____ PROVIDED ENTRIES

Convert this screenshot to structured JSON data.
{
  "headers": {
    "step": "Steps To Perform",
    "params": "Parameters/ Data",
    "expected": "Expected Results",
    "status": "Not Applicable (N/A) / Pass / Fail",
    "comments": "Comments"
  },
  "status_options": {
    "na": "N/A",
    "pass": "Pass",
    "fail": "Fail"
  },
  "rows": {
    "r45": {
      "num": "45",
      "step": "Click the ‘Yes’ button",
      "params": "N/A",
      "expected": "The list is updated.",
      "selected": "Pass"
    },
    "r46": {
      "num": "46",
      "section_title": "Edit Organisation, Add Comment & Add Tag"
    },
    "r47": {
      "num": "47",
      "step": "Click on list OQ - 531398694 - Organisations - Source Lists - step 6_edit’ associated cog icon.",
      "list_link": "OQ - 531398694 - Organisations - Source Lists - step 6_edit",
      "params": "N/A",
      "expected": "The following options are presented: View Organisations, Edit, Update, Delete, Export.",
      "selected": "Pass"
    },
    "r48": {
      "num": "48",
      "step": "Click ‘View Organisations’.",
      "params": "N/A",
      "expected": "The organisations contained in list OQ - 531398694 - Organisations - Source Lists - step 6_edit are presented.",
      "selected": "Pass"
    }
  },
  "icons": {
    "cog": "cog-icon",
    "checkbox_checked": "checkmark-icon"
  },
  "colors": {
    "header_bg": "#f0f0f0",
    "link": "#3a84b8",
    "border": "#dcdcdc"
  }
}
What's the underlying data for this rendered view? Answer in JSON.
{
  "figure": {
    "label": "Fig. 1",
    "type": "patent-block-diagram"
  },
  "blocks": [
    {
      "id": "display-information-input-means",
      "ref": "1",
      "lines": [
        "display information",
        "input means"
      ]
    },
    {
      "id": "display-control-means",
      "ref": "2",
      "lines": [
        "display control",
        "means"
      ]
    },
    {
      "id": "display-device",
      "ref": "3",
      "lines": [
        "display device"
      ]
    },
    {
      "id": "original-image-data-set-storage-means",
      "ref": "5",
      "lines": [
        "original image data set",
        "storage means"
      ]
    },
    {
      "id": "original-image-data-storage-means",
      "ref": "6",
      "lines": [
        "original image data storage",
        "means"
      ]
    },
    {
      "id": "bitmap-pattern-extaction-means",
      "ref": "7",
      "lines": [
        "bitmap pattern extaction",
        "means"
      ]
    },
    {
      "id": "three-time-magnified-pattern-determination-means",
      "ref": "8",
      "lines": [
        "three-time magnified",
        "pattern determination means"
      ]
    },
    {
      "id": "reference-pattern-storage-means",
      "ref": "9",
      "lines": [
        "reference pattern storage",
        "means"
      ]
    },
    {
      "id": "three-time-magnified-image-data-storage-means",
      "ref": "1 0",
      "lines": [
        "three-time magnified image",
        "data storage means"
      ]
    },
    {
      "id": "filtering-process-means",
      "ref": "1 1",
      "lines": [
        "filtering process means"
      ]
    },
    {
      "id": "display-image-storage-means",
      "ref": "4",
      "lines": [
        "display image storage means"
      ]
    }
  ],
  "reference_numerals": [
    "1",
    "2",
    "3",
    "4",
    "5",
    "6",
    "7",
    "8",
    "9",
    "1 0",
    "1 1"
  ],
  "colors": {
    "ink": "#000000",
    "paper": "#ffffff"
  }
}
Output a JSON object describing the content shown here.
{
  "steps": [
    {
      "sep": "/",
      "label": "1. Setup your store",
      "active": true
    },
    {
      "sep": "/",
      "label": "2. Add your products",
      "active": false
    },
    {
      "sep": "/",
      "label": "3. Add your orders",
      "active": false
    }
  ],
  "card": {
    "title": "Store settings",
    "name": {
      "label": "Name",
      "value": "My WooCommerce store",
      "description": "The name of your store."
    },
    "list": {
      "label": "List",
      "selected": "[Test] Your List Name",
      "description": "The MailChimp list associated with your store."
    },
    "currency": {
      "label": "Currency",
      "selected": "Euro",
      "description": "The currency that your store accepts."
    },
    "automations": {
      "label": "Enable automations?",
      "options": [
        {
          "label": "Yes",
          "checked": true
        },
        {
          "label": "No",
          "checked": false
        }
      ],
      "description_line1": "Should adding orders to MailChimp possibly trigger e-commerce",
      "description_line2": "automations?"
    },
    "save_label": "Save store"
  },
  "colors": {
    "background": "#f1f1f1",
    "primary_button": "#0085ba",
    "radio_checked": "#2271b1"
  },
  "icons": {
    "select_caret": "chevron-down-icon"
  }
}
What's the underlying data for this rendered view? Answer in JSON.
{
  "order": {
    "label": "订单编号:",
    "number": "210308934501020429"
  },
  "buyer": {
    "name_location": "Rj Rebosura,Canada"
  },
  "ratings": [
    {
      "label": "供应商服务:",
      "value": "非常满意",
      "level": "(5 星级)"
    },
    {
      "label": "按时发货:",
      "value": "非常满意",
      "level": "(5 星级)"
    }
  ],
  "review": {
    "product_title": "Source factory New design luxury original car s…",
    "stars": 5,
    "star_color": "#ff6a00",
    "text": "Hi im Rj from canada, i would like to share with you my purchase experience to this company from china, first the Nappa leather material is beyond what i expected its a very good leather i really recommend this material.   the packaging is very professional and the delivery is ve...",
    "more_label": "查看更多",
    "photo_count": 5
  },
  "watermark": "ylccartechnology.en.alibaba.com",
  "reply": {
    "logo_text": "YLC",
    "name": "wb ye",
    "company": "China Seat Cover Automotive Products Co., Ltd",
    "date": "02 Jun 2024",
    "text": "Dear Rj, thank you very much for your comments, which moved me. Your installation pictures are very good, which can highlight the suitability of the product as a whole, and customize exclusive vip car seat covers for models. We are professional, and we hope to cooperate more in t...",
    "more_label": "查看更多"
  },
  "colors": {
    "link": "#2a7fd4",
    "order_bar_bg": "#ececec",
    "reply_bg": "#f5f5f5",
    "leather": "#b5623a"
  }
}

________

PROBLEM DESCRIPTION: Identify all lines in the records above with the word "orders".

REPLY:
      "label": "3. Add your orders",
      "description_line1": "Should adding orders to MailChimp possibly trigger e-commerce",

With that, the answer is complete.